Highly charged proteins now hold the world record for the strongest organic acid. Australian researchers discovered that they can protonate even inert gases like argon.

William Donald from the University of New South Wales and his team have detected the supercharged, superacidic ions while investigating how protein ions form during electrospray ionisation. In this mass spectrometry technique, a voltage applied to a liquid creates an aerosol containing often multiply charged ions. But in the presence of the supercharging agent 1,2-butylene carbonate metalloproteins cytochrome c and myoglobin take on a large number of hydrogen ions. The proteins form highly cationic compounds with +23 and +30 charges, respectively.

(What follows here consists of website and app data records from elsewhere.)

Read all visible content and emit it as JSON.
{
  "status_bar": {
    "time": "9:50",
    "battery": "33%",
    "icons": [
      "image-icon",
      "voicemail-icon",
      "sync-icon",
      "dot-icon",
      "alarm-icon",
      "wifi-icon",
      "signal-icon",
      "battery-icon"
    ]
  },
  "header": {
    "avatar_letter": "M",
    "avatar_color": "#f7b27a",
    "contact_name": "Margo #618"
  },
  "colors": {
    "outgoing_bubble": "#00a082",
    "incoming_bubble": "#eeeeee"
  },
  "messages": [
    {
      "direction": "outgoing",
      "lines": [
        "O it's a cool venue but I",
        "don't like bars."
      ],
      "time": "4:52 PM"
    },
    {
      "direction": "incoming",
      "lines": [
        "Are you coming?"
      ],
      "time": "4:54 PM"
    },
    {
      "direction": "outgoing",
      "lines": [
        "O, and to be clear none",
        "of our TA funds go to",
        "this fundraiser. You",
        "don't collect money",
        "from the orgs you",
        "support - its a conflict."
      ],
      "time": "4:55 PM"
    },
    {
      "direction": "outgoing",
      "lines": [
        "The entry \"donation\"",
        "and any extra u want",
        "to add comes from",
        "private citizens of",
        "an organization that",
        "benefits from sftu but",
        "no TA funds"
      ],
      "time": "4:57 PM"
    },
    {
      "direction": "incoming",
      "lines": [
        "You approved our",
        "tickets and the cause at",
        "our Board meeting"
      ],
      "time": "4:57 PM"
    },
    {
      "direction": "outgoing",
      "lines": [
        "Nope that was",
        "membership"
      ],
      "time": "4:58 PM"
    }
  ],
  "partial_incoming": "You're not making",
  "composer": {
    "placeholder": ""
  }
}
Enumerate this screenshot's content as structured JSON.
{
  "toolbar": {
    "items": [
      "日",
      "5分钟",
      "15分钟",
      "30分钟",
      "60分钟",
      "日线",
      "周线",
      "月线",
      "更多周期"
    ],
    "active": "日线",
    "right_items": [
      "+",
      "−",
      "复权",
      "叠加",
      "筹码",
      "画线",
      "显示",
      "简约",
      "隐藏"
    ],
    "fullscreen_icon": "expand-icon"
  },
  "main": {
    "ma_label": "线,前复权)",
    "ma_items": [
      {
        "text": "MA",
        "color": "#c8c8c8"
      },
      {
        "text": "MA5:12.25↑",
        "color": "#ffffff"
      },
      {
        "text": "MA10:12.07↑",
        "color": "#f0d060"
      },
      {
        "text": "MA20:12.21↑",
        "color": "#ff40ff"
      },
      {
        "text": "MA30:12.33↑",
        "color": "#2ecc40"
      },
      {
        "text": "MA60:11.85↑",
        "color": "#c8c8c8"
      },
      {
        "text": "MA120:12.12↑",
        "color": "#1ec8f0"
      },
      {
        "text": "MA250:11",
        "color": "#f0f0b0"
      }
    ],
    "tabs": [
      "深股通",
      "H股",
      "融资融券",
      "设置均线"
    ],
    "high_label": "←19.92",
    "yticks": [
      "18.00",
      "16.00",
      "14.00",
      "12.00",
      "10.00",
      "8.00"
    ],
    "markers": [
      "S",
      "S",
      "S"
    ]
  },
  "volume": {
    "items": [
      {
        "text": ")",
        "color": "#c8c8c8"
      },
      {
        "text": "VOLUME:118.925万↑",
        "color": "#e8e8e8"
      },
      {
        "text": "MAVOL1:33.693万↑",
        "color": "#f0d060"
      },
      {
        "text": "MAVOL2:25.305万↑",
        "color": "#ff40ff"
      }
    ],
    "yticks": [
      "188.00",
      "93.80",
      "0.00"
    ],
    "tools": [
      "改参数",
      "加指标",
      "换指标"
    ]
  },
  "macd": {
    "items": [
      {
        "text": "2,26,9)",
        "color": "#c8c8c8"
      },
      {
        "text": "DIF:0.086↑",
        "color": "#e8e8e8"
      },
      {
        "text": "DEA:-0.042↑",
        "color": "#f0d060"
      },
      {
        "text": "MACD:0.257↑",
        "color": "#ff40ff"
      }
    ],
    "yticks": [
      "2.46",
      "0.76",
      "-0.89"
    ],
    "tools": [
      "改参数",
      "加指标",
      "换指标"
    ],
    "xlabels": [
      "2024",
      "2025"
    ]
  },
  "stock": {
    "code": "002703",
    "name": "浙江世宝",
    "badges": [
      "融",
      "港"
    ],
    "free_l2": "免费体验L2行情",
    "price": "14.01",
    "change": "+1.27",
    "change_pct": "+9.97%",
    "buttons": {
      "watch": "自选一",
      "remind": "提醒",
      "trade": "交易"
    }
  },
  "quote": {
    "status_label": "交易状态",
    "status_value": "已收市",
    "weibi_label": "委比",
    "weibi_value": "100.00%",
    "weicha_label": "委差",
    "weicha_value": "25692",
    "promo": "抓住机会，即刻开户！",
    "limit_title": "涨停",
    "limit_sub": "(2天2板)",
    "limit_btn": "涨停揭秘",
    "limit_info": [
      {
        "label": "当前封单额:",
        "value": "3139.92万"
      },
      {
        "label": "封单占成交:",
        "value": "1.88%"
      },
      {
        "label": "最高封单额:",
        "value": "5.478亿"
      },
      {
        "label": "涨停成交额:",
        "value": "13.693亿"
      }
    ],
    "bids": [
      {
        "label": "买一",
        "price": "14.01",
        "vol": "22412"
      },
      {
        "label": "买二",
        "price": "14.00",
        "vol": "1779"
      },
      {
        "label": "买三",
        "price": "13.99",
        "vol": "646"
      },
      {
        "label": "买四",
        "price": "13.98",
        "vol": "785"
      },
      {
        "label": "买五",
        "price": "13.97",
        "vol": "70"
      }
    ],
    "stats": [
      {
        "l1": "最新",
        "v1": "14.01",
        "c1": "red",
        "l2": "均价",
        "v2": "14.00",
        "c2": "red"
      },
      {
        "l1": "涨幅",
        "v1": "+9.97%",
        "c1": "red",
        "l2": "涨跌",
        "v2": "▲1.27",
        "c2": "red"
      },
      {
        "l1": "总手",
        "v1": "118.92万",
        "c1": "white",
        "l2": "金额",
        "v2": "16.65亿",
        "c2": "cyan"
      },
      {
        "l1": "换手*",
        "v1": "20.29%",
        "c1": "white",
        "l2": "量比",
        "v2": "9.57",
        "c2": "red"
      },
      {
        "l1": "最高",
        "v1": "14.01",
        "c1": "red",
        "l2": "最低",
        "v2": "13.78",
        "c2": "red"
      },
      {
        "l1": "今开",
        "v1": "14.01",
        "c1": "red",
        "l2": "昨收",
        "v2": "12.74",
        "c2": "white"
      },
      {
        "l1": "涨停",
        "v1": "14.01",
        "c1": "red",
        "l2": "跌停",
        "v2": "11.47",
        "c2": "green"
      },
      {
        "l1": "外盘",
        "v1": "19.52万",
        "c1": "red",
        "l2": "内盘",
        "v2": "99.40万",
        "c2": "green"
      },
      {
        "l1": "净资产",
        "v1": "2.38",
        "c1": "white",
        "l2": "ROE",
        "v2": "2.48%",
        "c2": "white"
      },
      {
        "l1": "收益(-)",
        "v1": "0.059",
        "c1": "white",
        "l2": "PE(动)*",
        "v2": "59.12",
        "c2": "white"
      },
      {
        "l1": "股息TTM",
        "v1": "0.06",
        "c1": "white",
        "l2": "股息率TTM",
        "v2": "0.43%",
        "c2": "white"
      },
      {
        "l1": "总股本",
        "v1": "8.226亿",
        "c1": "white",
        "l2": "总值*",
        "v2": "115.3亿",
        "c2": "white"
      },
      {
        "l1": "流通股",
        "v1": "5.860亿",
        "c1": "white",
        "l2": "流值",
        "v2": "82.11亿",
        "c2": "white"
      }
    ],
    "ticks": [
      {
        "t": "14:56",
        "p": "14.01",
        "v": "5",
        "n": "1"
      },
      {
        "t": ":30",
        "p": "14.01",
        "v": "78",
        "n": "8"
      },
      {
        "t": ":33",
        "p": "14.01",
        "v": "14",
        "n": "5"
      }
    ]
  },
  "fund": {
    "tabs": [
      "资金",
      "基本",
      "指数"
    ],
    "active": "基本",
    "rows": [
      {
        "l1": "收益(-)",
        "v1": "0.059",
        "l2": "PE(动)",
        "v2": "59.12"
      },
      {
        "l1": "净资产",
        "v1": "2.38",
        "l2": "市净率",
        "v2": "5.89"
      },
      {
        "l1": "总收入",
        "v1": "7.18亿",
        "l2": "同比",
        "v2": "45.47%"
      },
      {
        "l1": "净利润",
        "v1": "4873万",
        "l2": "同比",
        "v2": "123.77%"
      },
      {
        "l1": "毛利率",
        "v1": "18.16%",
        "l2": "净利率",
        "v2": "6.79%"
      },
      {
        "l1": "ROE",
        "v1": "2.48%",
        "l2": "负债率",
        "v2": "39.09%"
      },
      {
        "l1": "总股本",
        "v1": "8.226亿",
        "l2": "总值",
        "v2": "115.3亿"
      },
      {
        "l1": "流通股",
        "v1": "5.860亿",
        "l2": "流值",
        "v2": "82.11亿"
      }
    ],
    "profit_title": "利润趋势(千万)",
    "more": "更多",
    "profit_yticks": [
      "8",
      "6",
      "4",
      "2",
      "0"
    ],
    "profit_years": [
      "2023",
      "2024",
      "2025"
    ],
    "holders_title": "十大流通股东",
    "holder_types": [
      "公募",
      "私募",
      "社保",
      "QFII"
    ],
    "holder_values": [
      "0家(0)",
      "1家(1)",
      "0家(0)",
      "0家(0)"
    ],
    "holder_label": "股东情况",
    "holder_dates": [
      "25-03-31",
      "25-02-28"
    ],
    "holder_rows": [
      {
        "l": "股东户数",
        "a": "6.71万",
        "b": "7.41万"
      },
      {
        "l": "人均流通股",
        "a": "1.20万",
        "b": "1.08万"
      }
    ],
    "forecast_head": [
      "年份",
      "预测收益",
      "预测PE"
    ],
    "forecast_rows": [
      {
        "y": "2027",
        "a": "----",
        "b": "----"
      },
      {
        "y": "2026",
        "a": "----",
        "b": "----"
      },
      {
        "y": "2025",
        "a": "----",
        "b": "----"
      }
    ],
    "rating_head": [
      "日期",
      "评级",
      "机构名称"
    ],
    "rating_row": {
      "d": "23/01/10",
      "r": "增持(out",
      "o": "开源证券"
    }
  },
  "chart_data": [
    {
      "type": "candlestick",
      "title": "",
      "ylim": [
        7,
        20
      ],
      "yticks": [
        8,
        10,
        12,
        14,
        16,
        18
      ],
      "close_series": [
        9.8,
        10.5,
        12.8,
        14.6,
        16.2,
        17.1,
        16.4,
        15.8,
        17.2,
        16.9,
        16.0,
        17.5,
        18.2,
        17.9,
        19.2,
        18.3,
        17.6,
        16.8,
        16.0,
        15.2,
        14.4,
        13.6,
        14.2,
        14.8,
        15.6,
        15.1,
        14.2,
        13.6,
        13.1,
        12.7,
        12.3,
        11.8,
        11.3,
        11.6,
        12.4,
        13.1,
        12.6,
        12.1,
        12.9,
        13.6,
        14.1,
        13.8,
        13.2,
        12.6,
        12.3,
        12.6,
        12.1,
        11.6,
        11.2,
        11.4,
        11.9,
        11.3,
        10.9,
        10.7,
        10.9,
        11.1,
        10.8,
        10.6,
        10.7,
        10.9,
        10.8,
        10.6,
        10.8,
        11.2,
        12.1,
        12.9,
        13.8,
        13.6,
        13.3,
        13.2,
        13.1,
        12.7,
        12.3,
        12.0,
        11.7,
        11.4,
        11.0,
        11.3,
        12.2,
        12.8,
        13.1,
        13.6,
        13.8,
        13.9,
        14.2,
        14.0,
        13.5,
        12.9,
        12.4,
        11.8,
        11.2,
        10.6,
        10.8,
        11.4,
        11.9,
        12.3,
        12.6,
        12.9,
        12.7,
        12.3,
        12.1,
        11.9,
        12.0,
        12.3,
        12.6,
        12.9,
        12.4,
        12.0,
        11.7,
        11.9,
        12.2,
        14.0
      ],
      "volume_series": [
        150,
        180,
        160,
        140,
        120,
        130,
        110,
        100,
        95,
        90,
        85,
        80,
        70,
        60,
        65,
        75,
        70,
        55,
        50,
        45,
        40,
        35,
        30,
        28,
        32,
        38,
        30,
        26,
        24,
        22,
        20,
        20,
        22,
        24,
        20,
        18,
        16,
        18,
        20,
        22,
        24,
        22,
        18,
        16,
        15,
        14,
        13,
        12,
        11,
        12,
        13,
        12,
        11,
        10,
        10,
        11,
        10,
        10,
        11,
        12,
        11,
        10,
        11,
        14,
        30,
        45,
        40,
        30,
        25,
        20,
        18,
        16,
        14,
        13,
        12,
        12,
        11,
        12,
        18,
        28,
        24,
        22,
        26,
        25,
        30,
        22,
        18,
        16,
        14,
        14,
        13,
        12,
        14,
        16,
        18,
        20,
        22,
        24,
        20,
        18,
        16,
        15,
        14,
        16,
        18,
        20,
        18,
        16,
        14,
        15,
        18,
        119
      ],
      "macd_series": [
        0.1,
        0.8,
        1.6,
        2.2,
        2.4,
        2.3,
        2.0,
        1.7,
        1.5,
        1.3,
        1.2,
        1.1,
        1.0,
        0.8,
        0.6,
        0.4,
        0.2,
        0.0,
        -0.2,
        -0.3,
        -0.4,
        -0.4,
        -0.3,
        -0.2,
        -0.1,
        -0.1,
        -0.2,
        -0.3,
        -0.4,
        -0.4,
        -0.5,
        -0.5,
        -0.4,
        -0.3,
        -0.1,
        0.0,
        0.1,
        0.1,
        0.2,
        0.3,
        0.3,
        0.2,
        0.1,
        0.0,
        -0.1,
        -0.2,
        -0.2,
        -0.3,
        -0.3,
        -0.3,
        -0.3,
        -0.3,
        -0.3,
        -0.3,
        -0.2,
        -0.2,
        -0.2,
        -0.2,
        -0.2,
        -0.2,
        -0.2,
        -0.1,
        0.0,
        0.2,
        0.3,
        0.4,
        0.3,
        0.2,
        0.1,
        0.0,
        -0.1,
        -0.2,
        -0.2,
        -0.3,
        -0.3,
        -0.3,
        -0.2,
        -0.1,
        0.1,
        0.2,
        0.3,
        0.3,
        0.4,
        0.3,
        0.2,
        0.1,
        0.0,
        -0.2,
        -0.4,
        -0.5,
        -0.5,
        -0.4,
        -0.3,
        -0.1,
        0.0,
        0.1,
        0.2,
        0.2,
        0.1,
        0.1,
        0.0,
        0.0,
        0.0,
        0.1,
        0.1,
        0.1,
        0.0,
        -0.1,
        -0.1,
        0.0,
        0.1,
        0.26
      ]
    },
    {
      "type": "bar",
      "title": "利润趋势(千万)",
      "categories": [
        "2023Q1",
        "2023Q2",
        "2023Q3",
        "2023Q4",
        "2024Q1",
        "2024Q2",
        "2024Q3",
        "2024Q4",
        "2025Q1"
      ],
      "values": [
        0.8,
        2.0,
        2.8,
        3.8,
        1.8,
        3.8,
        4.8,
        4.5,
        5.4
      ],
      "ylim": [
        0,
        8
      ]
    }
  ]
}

Reactions within the mass spectrometer reveal that these proteins protonate even unreactive compounds such as argon or nitrogen. The ions’ gas-phase basicities, which measure how easily a compound accepts an additional proton, are the lowest ever found in organic molecules, superseding the previous record holder tetrafluoromethane.